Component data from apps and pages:

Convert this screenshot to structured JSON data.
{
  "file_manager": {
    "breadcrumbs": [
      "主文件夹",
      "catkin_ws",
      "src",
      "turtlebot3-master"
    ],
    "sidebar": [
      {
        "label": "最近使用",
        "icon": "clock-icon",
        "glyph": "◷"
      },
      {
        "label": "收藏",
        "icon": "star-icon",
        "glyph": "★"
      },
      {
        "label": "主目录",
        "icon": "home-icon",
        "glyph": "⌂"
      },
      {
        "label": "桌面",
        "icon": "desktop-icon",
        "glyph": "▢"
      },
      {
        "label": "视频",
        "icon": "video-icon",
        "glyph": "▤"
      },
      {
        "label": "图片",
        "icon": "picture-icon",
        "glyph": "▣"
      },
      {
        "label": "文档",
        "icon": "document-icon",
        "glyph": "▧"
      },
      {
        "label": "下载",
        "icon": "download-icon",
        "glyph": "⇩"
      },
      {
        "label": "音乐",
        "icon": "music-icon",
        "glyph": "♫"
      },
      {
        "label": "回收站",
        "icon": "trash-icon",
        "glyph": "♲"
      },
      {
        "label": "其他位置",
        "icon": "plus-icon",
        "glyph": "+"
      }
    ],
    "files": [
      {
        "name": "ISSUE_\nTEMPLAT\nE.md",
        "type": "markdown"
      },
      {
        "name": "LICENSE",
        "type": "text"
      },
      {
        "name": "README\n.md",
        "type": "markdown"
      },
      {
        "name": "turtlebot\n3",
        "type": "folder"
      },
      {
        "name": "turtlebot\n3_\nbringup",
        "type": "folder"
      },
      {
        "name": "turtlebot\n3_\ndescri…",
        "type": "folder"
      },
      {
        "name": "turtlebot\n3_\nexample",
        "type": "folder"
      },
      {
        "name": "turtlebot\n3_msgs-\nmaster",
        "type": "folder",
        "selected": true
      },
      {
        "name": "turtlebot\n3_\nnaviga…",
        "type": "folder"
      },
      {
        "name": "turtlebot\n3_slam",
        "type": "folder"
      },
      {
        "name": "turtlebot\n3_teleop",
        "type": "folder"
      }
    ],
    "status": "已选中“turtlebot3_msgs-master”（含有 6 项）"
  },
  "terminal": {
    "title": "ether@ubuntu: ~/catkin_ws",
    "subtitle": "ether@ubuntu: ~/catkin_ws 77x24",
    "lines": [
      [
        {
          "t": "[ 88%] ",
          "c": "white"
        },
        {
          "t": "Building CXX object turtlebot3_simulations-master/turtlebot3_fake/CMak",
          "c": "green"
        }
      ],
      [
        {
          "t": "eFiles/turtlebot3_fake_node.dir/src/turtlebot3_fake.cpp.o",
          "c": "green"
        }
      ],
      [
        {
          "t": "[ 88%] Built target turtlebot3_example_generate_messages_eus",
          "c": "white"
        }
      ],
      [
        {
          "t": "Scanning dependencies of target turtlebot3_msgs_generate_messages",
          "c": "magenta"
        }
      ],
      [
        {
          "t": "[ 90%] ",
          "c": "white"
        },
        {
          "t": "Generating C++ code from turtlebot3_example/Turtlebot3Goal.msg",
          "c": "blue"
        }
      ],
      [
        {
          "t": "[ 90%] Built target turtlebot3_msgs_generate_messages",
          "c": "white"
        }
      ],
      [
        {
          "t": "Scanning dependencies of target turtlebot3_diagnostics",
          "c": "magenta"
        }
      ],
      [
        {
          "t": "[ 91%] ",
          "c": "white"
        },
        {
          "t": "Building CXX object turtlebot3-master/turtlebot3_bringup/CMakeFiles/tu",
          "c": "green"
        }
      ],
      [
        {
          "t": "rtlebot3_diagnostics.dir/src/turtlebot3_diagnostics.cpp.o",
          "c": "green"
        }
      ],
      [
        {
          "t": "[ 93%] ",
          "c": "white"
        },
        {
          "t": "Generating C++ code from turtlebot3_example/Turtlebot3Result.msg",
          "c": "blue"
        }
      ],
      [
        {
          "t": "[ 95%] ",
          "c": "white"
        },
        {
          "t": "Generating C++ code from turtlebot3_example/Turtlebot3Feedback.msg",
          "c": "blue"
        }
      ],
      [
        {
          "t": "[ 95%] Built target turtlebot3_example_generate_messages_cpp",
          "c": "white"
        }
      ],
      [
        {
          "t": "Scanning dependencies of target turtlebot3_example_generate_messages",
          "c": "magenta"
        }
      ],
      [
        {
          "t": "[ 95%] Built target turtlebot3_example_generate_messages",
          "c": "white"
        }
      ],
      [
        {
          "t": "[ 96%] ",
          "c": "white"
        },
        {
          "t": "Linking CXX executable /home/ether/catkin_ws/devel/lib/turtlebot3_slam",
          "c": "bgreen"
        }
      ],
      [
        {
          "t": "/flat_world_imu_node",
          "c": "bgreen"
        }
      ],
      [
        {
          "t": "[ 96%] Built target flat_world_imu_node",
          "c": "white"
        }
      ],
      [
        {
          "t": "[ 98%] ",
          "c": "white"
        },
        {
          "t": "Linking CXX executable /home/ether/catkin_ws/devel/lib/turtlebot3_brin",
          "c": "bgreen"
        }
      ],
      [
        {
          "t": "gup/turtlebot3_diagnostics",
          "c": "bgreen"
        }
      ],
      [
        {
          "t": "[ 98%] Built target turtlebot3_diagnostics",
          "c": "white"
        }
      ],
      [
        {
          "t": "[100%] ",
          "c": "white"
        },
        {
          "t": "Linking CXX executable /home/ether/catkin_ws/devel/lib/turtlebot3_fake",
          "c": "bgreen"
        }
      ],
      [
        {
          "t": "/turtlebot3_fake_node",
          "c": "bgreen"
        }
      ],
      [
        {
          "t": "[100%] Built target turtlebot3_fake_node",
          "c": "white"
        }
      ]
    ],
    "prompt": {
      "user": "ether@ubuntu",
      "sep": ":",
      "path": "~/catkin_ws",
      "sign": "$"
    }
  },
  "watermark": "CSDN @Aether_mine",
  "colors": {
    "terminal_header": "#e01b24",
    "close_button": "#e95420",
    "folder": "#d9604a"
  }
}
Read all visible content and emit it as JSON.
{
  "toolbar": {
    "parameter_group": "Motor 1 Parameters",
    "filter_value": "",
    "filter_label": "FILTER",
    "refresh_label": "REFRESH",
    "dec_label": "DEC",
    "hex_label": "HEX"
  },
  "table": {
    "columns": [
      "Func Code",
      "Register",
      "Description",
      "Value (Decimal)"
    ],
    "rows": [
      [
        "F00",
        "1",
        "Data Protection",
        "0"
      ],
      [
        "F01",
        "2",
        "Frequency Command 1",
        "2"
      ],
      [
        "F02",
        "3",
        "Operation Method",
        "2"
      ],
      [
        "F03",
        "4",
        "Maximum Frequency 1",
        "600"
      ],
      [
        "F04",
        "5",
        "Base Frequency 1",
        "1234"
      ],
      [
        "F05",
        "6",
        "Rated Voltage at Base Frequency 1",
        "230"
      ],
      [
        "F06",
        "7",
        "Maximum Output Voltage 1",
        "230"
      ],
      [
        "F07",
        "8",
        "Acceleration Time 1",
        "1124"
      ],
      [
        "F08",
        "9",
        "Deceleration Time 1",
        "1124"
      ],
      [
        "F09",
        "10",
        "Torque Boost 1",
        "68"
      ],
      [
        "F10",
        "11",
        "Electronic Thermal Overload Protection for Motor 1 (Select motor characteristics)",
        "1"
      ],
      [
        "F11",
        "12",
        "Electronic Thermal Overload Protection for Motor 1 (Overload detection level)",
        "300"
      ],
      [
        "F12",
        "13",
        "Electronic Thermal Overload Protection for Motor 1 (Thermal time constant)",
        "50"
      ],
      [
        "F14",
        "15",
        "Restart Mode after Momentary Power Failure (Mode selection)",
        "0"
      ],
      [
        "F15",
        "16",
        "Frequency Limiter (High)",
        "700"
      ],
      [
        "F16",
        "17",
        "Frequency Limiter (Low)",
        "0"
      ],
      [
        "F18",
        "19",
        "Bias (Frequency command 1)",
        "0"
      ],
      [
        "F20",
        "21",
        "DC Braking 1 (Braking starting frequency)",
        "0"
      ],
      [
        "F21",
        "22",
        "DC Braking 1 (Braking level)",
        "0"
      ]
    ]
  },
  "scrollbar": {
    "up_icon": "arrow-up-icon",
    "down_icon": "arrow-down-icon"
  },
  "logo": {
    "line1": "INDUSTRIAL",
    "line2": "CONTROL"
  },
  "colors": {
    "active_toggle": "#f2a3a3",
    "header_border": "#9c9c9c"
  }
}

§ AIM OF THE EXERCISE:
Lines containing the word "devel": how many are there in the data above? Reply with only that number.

§ EXERCISE ANSWER:
3